Before watching the video, let’s briefly summarise what happened during Elaine’s case. The video “Just a routine operation” and the report of the independent enquiry, conducted by the then president of the Association of Anaesthetist of Great Britain and Ireland AAGBI, Prof Harmer, describe in more details the tragic events that led to her death.
At the pre-operative assessment visit, it was highlighted that except for a congenitally fused vertebra in her neck leading to an “ok mouth opening” and “slight limitation in neck movements” Elaine had a normal airway assessment.
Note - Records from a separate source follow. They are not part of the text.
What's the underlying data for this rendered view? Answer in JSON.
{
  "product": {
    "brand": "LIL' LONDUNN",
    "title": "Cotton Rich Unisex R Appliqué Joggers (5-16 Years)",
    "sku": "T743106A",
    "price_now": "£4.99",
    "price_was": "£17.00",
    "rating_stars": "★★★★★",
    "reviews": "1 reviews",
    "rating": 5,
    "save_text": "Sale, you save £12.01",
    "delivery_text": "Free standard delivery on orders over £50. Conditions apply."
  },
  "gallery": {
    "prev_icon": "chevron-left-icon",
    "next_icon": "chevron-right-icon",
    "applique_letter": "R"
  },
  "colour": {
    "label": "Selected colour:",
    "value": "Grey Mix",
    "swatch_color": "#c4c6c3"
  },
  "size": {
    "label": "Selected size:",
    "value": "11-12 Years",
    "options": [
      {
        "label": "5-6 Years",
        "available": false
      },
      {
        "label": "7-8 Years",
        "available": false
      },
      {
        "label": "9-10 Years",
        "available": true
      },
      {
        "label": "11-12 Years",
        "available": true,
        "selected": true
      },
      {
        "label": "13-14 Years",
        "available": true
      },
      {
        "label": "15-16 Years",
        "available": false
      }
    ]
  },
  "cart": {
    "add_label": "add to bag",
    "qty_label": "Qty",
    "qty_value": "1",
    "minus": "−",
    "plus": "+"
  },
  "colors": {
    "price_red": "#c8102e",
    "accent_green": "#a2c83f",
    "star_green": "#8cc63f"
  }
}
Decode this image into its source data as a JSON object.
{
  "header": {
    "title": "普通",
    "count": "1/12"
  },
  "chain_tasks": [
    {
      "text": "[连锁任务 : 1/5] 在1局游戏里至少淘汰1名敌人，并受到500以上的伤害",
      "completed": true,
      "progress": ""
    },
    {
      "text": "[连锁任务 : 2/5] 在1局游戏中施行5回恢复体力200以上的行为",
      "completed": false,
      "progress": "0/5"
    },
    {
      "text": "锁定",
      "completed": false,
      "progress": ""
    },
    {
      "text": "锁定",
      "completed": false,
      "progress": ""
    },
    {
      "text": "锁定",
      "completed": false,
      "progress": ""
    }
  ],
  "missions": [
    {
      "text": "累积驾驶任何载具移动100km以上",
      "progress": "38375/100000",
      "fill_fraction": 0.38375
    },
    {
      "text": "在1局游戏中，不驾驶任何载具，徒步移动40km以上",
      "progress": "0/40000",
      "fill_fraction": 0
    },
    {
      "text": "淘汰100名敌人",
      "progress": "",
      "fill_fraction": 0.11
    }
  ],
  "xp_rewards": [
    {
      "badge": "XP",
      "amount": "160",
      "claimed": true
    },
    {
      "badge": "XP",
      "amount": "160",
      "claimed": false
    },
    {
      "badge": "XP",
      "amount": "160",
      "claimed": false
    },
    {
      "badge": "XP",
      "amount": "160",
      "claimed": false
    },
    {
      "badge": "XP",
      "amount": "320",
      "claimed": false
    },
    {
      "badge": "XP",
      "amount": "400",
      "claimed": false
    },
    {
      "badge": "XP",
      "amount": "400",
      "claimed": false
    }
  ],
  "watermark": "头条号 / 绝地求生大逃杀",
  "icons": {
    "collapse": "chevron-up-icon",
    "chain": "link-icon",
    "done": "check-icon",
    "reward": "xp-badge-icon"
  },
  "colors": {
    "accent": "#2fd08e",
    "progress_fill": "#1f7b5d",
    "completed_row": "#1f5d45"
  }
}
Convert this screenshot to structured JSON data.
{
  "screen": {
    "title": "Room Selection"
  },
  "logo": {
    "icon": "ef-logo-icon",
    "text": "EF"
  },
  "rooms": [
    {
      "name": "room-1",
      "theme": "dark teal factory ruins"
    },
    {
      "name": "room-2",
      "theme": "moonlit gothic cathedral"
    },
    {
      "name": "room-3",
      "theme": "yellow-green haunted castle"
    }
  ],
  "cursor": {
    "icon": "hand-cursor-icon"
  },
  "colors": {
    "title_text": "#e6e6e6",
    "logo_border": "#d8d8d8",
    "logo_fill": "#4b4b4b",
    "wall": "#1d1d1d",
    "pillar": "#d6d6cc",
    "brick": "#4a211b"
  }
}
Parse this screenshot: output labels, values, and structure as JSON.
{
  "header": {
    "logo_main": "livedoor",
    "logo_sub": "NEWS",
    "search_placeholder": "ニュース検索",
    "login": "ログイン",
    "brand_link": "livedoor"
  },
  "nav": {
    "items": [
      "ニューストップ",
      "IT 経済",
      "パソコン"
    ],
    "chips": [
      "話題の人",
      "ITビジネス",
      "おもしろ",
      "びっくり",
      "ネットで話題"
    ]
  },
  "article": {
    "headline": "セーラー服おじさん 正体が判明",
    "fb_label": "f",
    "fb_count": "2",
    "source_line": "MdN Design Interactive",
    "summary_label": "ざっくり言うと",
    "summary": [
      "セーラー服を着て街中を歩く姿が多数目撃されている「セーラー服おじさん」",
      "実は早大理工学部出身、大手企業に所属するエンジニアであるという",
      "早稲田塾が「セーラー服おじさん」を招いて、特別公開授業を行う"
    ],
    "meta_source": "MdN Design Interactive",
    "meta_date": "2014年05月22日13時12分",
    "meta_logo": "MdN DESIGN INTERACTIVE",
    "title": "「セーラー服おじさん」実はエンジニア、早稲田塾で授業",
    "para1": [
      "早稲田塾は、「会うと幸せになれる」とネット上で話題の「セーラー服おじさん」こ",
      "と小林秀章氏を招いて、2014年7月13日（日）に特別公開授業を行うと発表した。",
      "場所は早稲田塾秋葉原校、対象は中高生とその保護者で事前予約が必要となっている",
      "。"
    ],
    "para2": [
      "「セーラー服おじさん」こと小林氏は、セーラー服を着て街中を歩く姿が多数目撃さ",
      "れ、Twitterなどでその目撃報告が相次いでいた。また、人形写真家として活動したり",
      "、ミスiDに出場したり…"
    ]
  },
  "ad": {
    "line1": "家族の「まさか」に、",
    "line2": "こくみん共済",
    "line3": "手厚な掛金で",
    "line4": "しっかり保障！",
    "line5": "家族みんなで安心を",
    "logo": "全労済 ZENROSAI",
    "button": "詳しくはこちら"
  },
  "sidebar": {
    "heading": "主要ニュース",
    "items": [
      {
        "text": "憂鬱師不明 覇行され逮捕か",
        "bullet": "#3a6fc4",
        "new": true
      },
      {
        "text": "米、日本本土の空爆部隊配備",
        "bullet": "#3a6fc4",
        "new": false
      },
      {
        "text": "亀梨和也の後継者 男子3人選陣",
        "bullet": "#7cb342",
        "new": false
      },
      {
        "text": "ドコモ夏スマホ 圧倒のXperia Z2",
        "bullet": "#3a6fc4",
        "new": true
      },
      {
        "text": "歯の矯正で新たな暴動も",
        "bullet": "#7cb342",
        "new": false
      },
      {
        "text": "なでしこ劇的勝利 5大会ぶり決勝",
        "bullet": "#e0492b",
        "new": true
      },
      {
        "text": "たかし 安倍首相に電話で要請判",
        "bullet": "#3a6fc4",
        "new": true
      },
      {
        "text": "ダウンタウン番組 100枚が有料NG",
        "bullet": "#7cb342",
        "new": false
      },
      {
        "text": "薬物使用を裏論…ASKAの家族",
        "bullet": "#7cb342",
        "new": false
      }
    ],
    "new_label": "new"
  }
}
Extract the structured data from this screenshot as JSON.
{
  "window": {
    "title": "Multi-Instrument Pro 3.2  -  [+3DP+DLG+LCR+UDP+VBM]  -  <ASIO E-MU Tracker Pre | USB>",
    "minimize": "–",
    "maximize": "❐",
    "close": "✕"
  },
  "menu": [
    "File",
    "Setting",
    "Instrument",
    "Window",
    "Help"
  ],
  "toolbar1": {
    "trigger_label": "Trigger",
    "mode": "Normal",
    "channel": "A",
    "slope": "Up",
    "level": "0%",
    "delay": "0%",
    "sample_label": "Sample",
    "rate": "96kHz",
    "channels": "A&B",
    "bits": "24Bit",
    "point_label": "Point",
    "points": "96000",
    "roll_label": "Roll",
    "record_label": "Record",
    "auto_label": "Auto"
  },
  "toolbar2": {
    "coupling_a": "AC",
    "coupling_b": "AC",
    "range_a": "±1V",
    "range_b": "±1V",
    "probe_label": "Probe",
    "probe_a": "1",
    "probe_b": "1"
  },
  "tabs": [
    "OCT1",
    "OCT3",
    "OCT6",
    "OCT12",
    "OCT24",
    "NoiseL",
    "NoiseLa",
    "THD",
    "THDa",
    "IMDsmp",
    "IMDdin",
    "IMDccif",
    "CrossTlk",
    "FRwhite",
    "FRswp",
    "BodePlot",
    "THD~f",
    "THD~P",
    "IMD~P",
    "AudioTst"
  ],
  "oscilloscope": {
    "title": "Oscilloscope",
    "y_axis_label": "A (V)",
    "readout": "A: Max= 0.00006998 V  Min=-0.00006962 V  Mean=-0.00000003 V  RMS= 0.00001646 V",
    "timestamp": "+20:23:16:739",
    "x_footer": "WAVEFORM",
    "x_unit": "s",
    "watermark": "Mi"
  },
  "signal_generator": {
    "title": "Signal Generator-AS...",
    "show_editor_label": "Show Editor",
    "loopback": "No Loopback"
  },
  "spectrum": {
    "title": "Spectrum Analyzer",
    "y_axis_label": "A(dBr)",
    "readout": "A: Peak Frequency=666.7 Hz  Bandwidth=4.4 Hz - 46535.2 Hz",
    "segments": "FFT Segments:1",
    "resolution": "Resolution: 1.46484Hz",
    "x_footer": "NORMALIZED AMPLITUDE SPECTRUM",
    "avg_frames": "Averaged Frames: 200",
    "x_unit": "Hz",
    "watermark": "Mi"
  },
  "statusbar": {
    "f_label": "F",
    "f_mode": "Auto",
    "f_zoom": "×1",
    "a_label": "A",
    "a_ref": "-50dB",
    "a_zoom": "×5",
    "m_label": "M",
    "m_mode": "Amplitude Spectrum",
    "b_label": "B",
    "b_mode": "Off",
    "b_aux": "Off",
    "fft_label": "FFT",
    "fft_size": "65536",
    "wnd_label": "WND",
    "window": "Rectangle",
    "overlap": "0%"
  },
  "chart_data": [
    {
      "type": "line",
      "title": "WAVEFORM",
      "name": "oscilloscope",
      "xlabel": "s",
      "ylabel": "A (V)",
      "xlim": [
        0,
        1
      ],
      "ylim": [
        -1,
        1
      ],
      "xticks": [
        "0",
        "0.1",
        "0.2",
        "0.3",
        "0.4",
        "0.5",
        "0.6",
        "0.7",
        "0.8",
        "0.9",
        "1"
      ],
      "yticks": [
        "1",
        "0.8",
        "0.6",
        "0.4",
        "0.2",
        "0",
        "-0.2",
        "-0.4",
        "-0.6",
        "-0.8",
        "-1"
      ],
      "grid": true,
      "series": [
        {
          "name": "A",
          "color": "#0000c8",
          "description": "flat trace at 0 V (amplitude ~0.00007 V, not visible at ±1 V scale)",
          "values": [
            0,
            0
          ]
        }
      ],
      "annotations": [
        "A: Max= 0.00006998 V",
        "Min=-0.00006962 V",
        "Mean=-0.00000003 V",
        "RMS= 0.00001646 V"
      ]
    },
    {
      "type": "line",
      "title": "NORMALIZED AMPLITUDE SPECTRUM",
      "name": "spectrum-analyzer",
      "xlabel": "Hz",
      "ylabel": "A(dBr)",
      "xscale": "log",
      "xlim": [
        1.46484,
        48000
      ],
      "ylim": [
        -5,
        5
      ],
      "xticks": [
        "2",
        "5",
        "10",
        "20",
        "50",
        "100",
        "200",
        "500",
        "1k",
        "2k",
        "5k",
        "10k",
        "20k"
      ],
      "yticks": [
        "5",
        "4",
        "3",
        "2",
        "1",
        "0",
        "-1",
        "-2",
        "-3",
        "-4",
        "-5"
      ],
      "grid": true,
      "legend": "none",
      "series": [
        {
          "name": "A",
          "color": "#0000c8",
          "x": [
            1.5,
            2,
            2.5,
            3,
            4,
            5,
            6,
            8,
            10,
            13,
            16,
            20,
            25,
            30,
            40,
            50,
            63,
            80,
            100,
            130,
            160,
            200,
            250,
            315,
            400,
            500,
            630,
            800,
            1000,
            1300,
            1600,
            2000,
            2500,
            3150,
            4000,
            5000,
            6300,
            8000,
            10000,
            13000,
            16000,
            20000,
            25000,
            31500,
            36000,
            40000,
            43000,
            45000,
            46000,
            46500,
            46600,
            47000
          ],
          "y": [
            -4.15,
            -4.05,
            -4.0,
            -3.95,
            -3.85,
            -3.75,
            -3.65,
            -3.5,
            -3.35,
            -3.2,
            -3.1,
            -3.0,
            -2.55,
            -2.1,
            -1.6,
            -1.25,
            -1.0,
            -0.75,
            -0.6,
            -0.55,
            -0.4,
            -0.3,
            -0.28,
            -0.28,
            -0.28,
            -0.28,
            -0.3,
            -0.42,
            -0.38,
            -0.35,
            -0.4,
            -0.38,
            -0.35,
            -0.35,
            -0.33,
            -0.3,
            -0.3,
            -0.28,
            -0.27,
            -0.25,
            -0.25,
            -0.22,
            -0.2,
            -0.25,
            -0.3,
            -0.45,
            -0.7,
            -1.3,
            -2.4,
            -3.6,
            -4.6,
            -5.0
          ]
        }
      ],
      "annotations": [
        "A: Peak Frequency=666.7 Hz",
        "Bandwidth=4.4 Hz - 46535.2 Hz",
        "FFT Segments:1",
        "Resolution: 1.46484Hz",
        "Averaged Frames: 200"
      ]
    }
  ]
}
On the day of the procedure, after applying monitoring and carrying out routine checks, anaesthesia was induced.
Soon after, attempts at inserting a supraglottic airway device and face-mask ventilation with an oral airway were very difficult. Oxygen saturation dropped to 40% and her heart rate started to drop, too. Several attempts at laryngoscopy and intubation by two different consultant anaesthetists all failed. The team was now faced with a “Cant’ Intubate, Can’t Oxygenate” scenario.
After about 20 minutes, an intubating laryngeal mask was inserted and allowed some minimal ventilation, that resulted in the oxygen saturations to rise to 90%. Further attempts at passing a tracheal tube through the intubating laryngeal mask, first blindly then with a fiberoptic scope failed, and oxygen saturations deteriorated to 49%.
Suggestions by theatre nurses to perform an emergency front of neck airway and admit the patient to the intensive care unit were not acknowledged. Forty minutes later, in view of the events, it was agreed to abandon the procedure and to wake Elaine up. Drug infusions were stopped, the intubating laryngeal mask was removed and an oral airway inserted. Elaine started to breath spontaneously and her oxygen saturations improved and so she was transferred to the recovery room.
Unfortunately Elaine never regained appropriate consciousness, with erratic fluctuations in her vitals signs and was subsequently admitted to an intensive care unit. Her airway was definitively secured after more difficulties. Elaine sadly passed away 13 days later having suffered irreversible hypoxic brain injury.
After these tragic event, Martin insisted for an independent review to be carried out, to establish what happened that lead to Elaine’s death, not to point blame to any of the individuals involved, but to highlight and disseminate any learning points. The inquiry found that in Elaine’s case there were several issues that can be attributed to HFE, and we will look in more details at these later in this activity.
In the years since Elaine’s death, Martin has taken it upon himself to advocate for an improved safety culture in healthcare. He set up the charity Clinical Human Factors Group, that “works with healthcare professionals, managers and service-users partnering with experts in Human Factors from healthcare and other industries to campaign for change in the NHS and healthcare”. The CHFG says:
Human Factors and Ergonomics is a scientific discipline that aims to understand how humans behave in a system and how to optimise the system design, to make it easy for people who work in high-risk industries such as in healthcare, and have to perform complex tasks, to do the right thing, and difficult or ideally impossible to do the wrong thing.
On the CHFG website, you can find more information and resources on HFE in healthcare. In the next step, we will explore in more depth key concepts and terminology of HFE in relation to airway management and Elaine’s case.
What do you understand by “Human Factors and Ergonomics”? Can you think of any examples that may have played a role in Elaine’s case or in other situations you may have encountered during your practice?
© UCL, video shared with permission from the Clinical Human Factors Group